WORK TO COMPLETE:
Going through the material below, please gather all lines with the word "richie" in them.

RECORDS TO PROCESS:
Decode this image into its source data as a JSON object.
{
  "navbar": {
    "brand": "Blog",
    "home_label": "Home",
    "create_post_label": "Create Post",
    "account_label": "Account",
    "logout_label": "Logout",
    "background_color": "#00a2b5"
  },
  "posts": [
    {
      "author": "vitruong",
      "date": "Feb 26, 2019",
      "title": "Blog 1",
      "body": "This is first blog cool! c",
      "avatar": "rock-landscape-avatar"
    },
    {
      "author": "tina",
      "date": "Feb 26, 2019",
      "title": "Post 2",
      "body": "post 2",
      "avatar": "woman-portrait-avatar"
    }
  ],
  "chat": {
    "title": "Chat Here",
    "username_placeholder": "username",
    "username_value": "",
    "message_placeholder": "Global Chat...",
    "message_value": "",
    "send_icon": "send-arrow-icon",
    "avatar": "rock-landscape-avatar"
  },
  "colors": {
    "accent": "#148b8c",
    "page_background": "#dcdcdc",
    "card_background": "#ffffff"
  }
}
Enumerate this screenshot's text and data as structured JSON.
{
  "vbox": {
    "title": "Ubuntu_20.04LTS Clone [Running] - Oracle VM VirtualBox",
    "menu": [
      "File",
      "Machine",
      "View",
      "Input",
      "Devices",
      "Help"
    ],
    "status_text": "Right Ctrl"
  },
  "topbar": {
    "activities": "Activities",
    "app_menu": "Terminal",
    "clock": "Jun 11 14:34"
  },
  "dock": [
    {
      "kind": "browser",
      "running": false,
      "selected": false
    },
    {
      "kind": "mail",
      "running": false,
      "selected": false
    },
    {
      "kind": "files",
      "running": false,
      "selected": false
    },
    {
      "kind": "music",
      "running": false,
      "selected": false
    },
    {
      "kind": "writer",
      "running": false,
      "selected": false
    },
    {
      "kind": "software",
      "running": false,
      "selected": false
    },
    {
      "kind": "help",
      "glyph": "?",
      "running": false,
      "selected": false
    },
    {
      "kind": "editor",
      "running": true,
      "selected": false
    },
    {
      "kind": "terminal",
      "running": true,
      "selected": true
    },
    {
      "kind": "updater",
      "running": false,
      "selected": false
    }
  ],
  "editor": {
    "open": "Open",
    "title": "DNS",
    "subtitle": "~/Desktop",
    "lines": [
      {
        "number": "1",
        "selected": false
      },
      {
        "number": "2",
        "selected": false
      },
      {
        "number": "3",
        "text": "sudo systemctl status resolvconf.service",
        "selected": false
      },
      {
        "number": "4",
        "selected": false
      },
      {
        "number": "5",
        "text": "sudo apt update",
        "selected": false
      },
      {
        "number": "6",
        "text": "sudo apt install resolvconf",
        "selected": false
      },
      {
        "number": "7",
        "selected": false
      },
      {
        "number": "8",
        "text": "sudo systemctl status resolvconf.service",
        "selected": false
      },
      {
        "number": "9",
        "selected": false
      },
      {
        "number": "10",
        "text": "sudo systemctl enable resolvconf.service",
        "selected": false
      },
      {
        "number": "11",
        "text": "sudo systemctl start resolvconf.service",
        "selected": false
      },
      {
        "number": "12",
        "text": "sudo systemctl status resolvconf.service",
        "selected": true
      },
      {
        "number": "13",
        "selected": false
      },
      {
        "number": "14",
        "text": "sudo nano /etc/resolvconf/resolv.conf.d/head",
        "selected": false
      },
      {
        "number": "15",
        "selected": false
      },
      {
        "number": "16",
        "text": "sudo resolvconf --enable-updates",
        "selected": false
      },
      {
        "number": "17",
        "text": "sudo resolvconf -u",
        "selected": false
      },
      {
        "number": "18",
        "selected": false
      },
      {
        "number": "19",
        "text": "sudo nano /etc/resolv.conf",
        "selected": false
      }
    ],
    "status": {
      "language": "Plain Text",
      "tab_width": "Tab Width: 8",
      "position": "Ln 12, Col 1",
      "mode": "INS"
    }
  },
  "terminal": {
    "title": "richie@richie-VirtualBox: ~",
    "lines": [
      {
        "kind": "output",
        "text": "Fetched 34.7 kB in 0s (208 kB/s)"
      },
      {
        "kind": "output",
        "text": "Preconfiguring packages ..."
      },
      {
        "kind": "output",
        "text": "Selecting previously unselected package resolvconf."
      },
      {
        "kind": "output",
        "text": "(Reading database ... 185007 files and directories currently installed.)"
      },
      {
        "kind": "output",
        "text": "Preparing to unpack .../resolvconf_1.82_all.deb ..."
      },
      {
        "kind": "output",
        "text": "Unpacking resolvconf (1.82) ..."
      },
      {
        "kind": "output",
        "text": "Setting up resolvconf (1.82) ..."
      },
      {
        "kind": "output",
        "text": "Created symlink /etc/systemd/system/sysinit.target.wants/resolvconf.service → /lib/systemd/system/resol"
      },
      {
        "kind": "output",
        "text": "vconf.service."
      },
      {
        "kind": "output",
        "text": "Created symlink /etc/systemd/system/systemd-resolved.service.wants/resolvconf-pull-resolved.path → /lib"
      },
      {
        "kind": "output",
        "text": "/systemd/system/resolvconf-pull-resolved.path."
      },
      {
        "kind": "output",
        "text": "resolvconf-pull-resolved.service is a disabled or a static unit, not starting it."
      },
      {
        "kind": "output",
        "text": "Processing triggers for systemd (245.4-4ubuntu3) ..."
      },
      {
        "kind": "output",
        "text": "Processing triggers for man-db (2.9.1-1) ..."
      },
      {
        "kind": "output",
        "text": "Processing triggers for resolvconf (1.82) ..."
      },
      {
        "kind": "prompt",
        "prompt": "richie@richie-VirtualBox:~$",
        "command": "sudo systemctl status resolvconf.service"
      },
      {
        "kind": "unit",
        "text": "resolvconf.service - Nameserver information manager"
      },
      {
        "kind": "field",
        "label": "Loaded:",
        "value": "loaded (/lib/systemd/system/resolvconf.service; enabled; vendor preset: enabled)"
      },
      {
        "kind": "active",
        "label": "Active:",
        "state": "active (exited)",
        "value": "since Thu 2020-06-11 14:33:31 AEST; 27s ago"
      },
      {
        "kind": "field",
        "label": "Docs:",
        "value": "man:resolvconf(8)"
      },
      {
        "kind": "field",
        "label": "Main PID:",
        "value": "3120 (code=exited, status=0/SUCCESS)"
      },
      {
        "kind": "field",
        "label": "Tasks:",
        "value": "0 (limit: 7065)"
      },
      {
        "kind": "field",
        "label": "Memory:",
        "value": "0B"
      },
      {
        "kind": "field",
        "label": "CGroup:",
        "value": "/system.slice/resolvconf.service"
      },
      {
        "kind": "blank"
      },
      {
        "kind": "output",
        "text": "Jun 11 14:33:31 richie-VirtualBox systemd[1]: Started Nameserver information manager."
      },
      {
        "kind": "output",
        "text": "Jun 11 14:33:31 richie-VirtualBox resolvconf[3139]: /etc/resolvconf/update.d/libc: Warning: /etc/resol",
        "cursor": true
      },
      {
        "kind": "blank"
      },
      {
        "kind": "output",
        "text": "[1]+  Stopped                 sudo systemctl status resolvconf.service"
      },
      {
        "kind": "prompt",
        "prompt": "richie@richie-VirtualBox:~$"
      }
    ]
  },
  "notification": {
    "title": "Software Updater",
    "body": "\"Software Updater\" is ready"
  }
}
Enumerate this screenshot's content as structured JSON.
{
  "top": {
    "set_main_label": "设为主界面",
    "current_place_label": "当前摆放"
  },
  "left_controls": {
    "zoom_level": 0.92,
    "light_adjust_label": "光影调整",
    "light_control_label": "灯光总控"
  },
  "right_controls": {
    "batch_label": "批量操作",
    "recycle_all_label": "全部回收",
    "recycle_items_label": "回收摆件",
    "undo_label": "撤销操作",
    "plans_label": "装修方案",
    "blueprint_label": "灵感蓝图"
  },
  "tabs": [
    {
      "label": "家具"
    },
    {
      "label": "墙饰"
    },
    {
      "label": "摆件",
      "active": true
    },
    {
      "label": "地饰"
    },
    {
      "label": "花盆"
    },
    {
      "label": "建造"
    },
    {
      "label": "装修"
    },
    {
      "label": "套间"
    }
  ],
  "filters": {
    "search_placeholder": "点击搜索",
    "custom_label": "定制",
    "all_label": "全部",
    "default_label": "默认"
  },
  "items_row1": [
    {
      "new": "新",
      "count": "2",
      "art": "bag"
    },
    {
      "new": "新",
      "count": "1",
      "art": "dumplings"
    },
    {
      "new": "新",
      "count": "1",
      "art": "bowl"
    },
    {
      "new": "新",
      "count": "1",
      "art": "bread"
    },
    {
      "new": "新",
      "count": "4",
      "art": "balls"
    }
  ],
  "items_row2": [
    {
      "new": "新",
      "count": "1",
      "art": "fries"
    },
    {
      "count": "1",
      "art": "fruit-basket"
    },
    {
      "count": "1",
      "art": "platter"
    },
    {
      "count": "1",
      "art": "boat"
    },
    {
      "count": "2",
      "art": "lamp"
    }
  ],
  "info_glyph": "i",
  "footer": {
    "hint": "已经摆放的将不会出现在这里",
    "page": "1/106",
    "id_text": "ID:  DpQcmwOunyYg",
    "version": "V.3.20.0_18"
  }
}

TASK RESULT:
    "title": "richie@richie-VirtualBox: ~",
        "prompt": "richie@richie-VirtualBox:~$",
        "text": "Jun 11 14:33:31 richie-VirtualBox systemd[1]: Started Nameserver information manager."
        "text": "Jun 11 14:33:31 richie-VirtualBox resolvconf[3139]: /etc/resolvconf/update.d/libc: Warning: /etc/resol",
        "prompt": "richie@richie-VirtualBox:~$"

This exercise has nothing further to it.